Aim of the task
Should a line below contain the word "icon", report it.

Data extracts
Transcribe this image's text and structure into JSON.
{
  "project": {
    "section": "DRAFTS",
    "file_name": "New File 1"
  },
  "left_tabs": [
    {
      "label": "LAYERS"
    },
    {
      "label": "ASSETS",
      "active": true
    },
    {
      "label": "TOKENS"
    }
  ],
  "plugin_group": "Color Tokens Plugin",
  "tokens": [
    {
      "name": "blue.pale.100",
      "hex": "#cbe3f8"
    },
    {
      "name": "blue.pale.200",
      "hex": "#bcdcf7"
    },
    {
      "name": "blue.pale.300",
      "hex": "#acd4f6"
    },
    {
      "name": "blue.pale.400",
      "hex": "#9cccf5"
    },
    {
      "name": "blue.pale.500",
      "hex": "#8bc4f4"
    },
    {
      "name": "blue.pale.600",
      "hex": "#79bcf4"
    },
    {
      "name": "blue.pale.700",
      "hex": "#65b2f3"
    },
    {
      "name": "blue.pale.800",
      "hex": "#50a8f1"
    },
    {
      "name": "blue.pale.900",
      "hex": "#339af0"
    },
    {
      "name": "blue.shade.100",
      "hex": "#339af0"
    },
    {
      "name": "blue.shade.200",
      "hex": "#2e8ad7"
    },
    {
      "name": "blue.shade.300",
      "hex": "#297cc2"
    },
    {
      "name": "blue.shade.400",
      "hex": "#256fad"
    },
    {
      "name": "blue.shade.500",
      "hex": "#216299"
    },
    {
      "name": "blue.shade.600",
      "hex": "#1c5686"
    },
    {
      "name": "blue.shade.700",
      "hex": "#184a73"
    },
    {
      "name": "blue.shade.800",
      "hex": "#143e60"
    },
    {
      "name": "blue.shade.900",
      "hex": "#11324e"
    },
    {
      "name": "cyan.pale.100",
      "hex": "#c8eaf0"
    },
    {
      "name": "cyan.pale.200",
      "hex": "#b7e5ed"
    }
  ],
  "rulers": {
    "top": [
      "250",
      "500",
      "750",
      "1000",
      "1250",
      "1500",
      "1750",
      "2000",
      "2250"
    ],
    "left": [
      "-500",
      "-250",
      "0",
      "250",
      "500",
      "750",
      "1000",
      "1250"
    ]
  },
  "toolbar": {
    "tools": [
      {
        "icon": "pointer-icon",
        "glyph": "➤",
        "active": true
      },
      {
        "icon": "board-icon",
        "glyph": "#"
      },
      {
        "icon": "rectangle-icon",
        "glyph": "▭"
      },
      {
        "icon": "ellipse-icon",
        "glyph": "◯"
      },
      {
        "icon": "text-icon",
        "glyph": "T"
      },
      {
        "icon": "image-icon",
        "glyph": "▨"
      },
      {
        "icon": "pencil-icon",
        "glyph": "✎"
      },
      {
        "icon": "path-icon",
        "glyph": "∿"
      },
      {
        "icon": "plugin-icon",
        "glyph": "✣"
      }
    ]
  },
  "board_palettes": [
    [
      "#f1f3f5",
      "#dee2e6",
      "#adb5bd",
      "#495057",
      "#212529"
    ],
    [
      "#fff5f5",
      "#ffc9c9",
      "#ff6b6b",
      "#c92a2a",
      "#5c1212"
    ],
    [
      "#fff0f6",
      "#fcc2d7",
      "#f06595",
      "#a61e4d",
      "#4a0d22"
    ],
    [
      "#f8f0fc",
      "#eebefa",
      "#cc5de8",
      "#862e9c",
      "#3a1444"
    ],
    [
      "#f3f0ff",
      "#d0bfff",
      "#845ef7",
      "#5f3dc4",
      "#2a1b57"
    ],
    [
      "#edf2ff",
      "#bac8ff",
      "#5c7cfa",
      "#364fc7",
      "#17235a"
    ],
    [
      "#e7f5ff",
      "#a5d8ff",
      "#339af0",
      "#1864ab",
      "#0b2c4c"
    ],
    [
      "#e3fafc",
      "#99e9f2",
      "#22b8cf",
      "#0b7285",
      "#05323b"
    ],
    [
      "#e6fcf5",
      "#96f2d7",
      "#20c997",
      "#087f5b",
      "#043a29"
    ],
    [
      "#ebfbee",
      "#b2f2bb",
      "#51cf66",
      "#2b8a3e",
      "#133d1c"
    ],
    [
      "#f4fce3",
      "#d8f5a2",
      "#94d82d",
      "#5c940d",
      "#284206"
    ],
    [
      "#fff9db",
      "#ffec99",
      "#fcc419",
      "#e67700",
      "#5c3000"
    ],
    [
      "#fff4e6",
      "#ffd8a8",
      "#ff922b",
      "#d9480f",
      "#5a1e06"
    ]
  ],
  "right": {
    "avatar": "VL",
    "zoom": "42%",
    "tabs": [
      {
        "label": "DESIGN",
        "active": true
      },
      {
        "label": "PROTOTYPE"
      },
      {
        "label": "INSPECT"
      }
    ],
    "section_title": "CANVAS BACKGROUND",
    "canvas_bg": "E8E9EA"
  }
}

Finished exercise
        "icon": "pointer-icon",
        "icon": "board-icon",
        "icon": "rectangle-icon",
        "icon": "ellipse-icon",
        "icon": "text-icon",
        "icon": "image-icon",
        "icon": "pencil-icon",
        "icon": "path-icon",
        "icon": "plugin-icon",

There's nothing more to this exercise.